The Large Magellanic Cloud contains an extensive distribution of hot plasma and is one of the brightest extragalactic regions in the diffuse 0.5–2.0 keV X-ray sky. The plasma is not isothermal but increases in color temperature from west to east from ~106.6 K to ~106.9 K. The total flux from this plasma is ~ 1038 ergs s−1. The average emission measure is ~ 0.014 cm−6 pc, which if the emitting plasma is distributed uniformly throughout the LMC, implies a space density of n
~ 0.002 cm−3. There is an apparent ¼ keV enhancement in the southwest of the LMC, which if associated with the LMC implies a considerable emission measure of ~ 106 K plasma. (The foreground column density of Galactic neutral hydrogen is ~ 6 × 1020 cm−2, or several optical depths for ¼ keV emission.)
The Small Magellanic Cloud exhibits less diffuse X-ray emission in the 0.5–2.0 keV band than the LMC with a total flux of ~ 4 × 1036 ergs s−1. The average emission measure of ~ 0.006 cm−6 pc also implies a space density of n

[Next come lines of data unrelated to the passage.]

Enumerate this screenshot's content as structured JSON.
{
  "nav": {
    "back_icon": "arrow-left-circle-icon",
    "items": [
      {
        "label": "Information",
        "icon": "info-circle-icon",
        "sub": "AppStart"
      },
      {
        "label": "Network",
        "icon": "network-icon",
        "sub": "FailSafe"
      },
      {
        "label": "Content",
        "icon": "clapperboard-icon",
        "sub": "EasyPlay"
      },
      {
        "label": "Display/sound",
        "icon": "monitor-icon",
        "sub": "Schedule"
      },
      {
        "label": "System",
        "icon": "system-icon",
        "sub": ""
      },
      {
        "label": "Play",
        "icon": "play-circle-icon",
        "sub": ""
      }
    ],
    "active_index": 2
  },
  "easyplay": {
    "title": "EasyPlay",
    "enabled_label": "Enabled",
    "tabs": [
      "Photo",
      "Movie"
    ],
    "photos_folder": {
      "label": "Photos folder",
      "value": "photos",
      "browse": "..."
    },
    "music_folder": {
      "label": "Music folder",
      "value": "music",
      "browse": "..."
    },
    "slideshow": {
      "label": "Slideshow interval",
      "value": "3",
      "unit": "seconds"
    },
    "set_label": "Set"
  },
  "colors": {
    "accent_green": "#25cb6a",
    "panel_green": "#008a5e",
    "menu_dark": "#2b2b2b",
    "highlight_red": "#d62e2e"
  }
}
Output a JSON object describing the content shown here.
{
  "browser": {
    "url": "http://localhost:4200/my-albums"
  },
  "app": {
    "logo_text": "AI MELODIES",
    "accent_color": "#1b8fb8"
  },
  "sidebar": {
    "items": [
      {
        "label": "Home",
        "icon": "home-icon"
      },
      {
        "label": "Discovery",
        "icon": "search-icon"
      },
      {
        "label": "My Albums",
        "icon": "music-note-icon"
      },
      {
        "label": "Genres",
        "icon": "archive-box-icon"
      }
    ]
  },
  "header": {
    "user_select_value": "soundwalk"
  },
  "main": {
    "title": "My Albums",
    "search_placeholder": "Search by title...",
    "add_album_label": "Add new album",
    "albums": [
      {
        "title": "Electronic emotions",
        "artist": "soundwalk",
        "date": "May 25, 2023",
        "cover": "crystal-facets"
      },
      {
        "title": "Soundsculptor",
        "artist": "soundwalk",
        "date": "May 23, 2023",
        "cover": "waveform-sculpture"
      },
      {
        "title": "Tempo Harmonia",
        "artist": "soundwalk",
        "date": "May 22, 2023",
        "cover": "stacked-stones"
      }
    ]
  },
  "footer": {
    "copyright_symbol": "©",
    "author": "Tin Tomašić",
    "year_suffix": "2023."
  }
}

~ 0.002 cm−3. The optical depth of Galactic HI for ¼ keV X-rays from the SMC is considerably lower than that for the LMC. However, while there is a significant variation in the ¼ keV band intensity over the SMC field, it is in general not particularly well correlated with anything associated with the SMC, although there is an enhancement which may be related to the leading edge of the SMC. Considerably more work is needed to unravel the origin of the structure, which may be associated instead with either emission or absorption variations in either the disk or halo of the Milky Way.